However, this work was also done before 1995, and it too assumed the validity of Adrian’s code. Experimentally this means they were, like Hubel and Wiesel, selecting for and giving weight to responses to extreme stimuli, and not picking up on the sparse coded responses that were unknown at the time.

It is still surprisingly common, in 2024, to observe large neuroscientific enterprises grounded upon the very energetic firing of some particular neuron, and of collections or arrays of neurons. In Edgar Adrian’s world, a high frequency pulse stream was easy to interpret, but what does it mean today?

Nobody knows.

How would a neuron say: “I remember that.”
In my view, sustained rapid firing means that the neuron has been hit by a novel stimulus that is outside its normal operating range. The stimulus could be huge or it could be tiny or very negative, but it is extreme.

The machine gun neuron is not remembering or recognizing anything. It is encountering something new and excessive. A stimulus that had been encountered before should fall within the neuron’s normal operating range, because the range will have been expanded to accommodate it. Nerves adapt.

Then what sort of firing pattern could signify a “memory”, or recognition response, to a stimulus seen before? A faithfully accurate report on the magnitude of the same stimulus, when it is encountered a second time by the same neuron, could be conveyed by one or two spikes.

Now how would you detect with a simple probe a cell that “recognizes” some familiar stimulus? It appears to me to be impossible. There is nothing exceptional or egregious about the passage of one or two spikes. If indeed a pair of spikes is required, the two might not even be on the same neuron. And if one spike is enough, then which one? They all look exactly alike to a probe.

Conclusion: The movie of life…
Are there orientation selective neurons in the visual cortex? It is still possible of course. A hierarchy or network-based set of feature detectors? We probably lost feature detectors when we lost Adrian’s code. Grandmother cells? No takers here.

The idea that the brain deconstructs into a set of abstractions the salient features of an image, and shrugs off the image itself — seems less and less convincing.

Even if the physical optical problem were set aside, the Hubel and Wiesel model should be questioned. One cannot model a brain using feature-extracting neurons or nets without a basic understanding of how a neuron communicates. When we lost that understanding in the early 90s, the model went soft.

Today we are back where we started. We are free to reset the rules of the game. Pictures are okay again.
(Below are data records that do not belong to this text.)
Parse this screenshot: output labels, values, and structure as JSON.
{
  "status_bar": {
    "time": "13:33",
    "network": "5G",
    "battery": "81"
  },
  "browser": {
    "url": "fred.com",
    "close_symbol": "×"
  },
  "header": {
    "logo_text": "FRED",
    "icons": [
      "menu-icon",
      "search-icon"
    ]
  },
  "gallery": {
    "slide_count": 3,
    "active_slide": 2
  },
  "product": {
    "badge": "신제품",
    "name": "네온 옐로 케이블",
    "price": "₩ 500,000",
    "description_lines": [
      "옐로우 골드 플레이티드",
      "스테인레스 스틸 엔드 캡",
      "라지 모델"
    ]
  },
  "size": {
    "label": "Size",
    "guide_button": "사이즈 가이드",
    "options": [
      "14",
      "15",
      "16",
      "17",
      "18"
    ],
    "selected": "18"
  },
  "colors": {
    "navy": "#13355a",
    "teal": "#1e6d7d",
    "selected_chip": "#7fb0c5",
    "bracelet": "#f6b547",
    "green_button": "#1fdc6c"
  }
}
We are no longer constrained by a 1960s brain model that trivialized images and imagery in favor of abstractions.

Henschen’s cortical retina, that marvelous relic of 19th century neurology, has come down to us intact in the 21st . We are once again free to imagine, as did Salomen Henschen and Jerome K. Jerome, that the brain retains and operates upon retinal imagery – a scrapbook or a movie of life. The movie could be recorded in the frequency domain or the spatial domain or both, but it is a procession of images in any case.

Most of the jobs (like edge detection) that were supposed for decades to be done piecemeal by feature detectors can probably be accomplished all at once by Fourier filtering. Fourier filtering is also an excellent engine for a thinking and remembering machine, as van Heerden observed. Such a machine is fueled by images flowing in from the world and by images flowing out of memory.

But to process an image by any means, you must have an image to operate upon. How, then, might an image be retained in the brain?